Elections in Non-Democracies
48 Pages Posted: 18 Sep 2014 Last revised: 15 May 2018
Date Written: April 2018
Free and fair elections are the cornerstone of a democratic system, but elections are common in other regimes as well. Such an election might be a pure farce, with the incumbents getting close to 100% of the vote. In other instances, incumbents allow opposition candidates to be on the ballot and run campaigns, limit electoral fraud, e.g., by inviting international observers, all to make elections appear fair. In our model, the incumbent is informed about his popularity, and having a fair election allows him to signal his popularity to the people. After casting their vote, heterogeneous citizens decide whether or not to participate in a protest, and they are more willing to do so if they expect others to protest as well. We demonstrate theoretically that regimes that have a high level of elite repression are less likely to have fair elections, but regimes with a high cost of protesting for ordinary citizens make fair elections more likely. These findings are consistent with empirical evidence we provide.

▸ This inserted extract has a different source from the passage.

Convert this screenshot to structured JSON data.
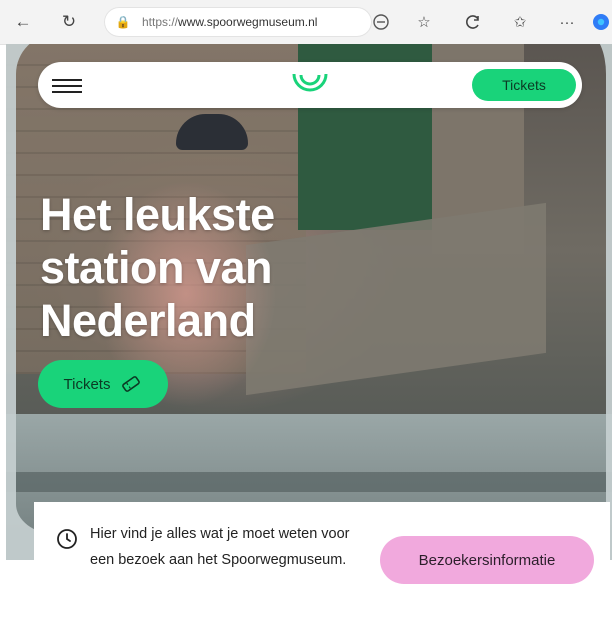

Keywords: non-democratic politics, dictatorship, elections, fraud, protests, revolutions, signaling
JEL Classification: H00, D72, D82
Suggested Citation: Suggested Citation